“It’s in the best interest of the child to have positive relationships with both parents,” Leslie Silva, a family and matrimonial lawyer, says. And that understanding seems to be widely coming into practice for families experiencing divorce. “For the most part, we are seeing a trend where folks are saying, ‘I’m prepared to co-parent, I want to co-parent positively, and I want what’s best for my child.’”
That doesn’t mean that divorce isn’t tough on kids. Just like divorce can create a negative experience (as can an unhealthy marriage) so can co-parenting, if it isn’t done right. “Negative co-parenting behaviors have been shown to be harmful to children’s development,” writes researcher Catherine K. Buckley. Children who are at risk for high levels of ongoing parental conflict will likely have various emotional and behavioral problems. In one of her final interviews prior to her death, Ahron clarified to Slate magazine, “I would never want to minimize how difficult it is for children to go through (the) transition (of divorce), but it doesn’t mean they are damaged.”
Recent research shows that divorce does not necessarily cause behavior problems in children, nor does it manifest adjustment issues in academic performance, self-esteem, expression of emotions, well-being and social relations. Those impacts, cited in the 2017 research paper Children of Divorce, are correlated to the other circumstances divorce can expose family members to, such as changes in routine, emotional dysregulation and high conflict.
Research published in the Journal of Marriage and the Family found behavioral problems were not limited to children of divorce; high levels of conflict in those who stay together can be just as damaging. Researchers Donna Ruane Morrison and Mary Jo Coiro concluded that “separation and divorce are associated with increases in behavior problems in children, regardless of the level of conflict between parents. However, in marriages that do not break up, high levels of marital conflict are associated with even greater increases in children’s behavior problems.” Reasonably then, ending high-conflict marriages can have positive effects.
“I was relieved, to be completely honest, when my mom finally broke the news to us,” Asia Bown, a 23-year-old writer in Salt Lake City, says. Bown was 13 when her parent’s decision to divorce was delivered. “She reinforced (to us kids) that the divorce was absolutely not our fault and had nothing to do with us, which in my mind was obvious. Even though I was 13, I knew not to feel responsible.”

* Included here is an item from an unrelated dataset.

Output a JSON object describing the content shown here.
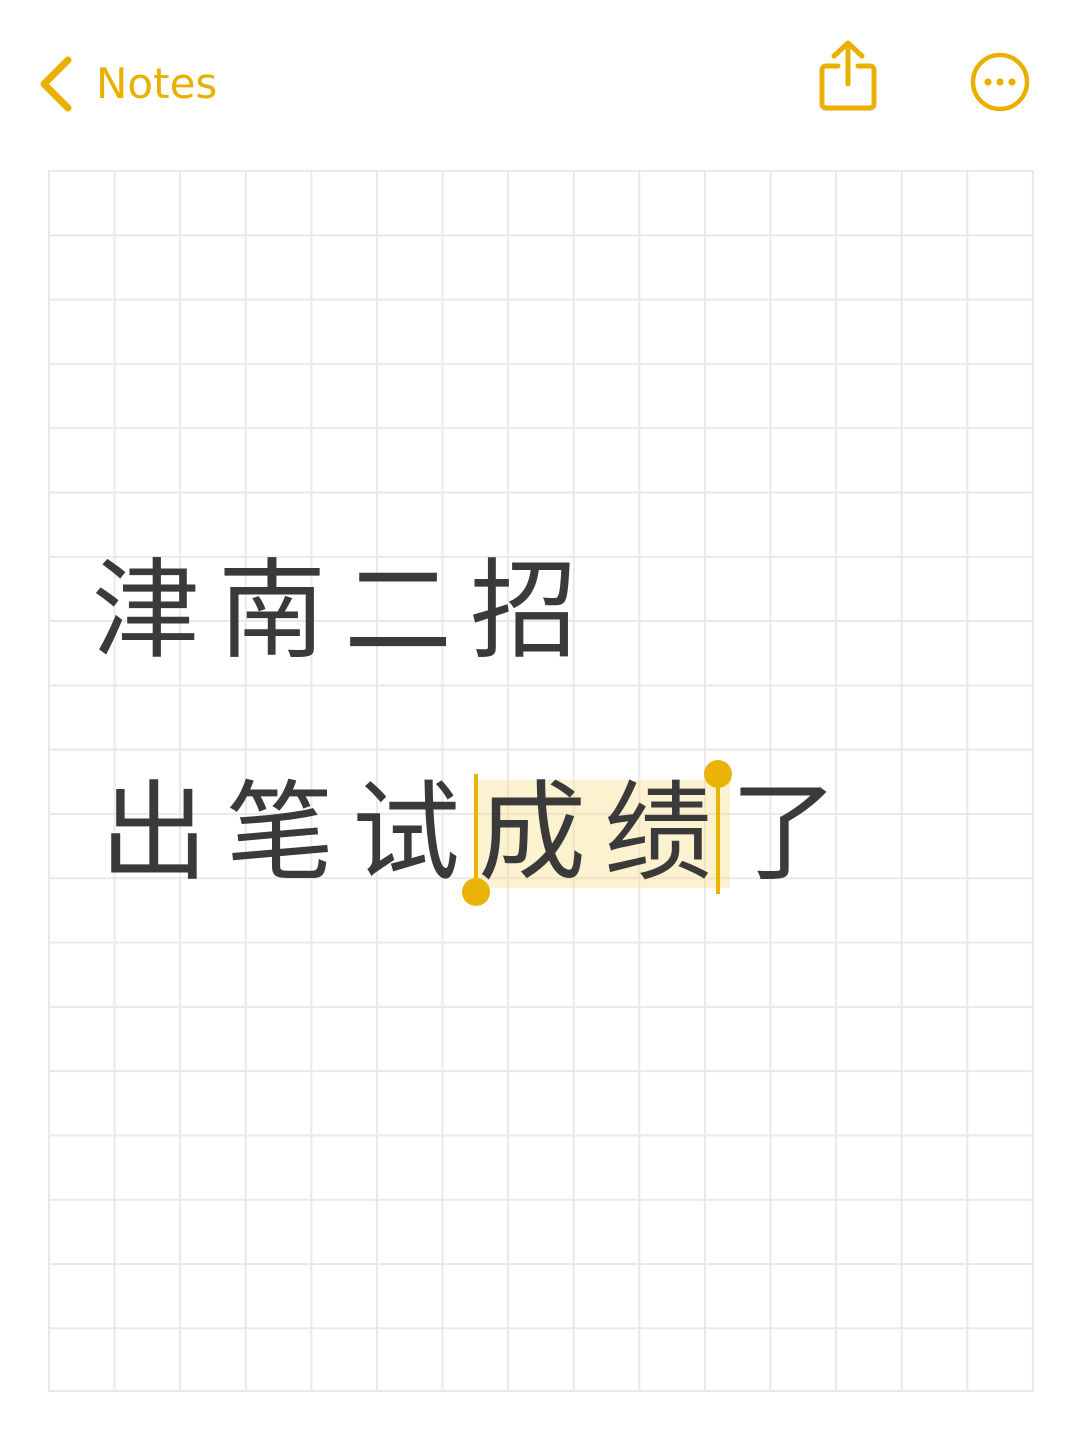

In the cases where parental divorce provides relief to the family, it makes sense to consider divorce a solution, rather than a threat to interpersonal adjustment. Researcher Paul Amato found the overall psychological health of adults with and without divorced parents overlapped 90 percent. In other words, 10 percent of adults with divorced parents demonstrated negative impacts and poor mental health.
And 42 percent of children whose parents divorced and who are now adults surpassed the average psychological health of adults with married parents.
Divorce served as a solution in my life, rather than shattering the ideals of a happy marriage. I never fantasized about a “Parent Trap” triangulation plot, but the same can’t be said for children who are caught in the middle of conflict and a custody battle. There is the dividing of time (“whose house are you at this holiday?”), the duffle bag that gets shuffled around on weekends, and, well, the witness to an end of something that wasn’t supposed to end. But the split decision, which seemed to threaten an egregious impact may only be just that: a split moment of distress in time. More so than the sustaining of a marriage or the decision to divorce, the greatest threat to a child’s well-being is what the relationships around them show them.